The Pittsburgh Penguins, who in June were announced to be for sale, are “in strong hands” with co-owners Ron Burkle and Mario Lemieux, Bettman said on Saturday in his annual address at NHL All-Star weekend.

“For a variety of reasons, some of them which may be personal, they’re exploring their options, but their support of the franchise has never wavered, and they’ve been great owners,” Bettman explained. “If they choose to make some adjustments, I’m sure they’ll do only what’s in the best interest long term of the franchise.”

That Burkle and Lemieux were “exploring their options” came as major news in a tumultuous time for the Penguins. The offseason prior, the club fired head coach Dan Bylsma and GM Ray Shero -- two of the key architects of the club’s 2009 Stanley Cup win -- replacing Shero with Jim Rutherford, and Bylsma with Mike Johnston.

Only one of them remains.

Johnston was dismissed midway through this season in favor of AHL Wilkes-Barre/Scranton bench boss Mike Sullivan. Rutherford has survived, though it hasn’t been easy -- the veteran front office executive has come under heavy scrutiny for some of his personnel decisions and, last summer, had to go public and explain that, despite the uncertain ownership situation, Pittsburgh was still “very appealing” for free agents.

MORE: Pens’ owners seeking $750 million for sale of team

The status of the Burkle-Lemieux relationship has also come under scrutiny.

Earlier this month, the pair refuted a report in the New York Post that Lemieux was “miffed” at Burkle for “messing up the sale of” the franchise.
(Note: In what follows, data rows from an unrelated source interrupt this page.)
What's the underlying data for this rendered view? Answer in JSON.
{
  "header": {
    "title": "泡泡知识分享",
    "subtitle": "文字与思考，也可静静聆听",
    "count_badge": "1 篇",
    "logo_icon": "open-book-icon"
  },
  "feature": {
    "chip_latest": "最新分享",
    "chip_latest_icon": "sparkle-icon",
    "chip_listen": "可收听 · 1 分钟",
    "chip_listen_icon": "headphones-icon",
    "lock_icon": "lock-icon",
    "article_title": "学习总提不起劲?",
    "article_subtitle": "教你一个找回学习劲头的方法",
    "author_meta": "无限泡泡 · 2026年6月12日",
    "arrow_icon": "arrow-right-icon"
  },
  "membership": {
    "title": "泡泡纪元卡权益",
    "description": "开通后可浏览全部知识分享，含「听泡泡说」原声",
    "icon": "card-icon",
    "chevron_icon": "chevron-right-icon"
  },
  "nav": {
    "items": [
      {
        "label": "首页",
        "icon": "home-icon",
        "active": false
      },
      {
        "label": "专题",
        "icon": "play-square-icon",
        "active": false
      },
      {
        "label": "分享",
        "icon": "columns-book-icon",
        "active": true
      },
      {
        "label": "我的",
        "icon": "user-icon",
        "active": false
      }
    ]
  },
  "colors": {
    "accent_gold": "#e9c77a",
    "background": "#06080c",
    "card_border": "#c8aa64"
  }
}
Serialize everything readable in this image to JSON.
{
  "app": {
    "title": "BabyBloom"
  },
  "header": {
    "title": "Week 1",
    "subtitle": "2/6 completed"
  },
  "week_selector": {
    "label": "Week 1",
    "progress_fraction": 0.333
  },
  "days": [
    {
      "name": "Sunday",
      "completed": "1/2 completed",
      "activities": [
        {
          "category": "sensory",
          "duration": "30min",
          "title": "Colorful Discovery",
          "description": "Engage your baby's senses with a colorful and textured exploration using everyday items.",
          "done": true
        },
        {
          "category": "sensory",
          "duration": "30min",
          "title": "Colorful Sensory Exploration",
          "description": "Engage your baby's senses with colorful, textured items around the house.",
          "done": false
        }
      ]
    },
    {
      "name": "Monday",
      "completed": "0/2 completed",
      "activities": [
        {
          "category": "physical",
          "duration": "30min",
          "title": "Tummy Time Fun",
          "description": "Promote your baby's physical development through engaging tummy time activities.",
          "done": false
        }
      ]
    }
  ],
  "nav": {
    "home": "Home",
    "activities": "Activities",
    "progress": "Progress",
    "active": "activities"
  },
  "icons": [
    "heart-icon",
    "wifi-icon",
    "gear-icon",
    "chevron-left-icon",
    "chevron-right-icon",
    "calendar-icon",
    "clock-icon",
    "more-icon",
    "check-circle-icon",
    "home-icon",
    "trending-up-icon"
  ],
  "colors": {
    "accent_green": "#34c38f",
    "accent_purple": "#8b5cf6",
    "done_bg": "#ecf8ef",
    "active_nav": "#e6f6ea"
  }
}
The Post, citing three sources, reported that Lemieux “wanted to accept” a recent bid for the Penguins, but that Burkle “turned it aside” in the belief that the franchise was worth more.

Shortly after the report broke, the co-owners issued the following statement:

“There is no disagreement between us, and we remain completely aligned in both approach and philosophy.

“We continue to explore all of our strategic options, including a possible sale.

“There is not, and has never been, an established price for the team, and we are still in conversations with potential buyers.”

More Penguins damage control:

-- ‘It’s absolutely not true’ — Lemieux denies report of ‘big falling out’ with Crosby

-- Penguins insist they’re not mad at each other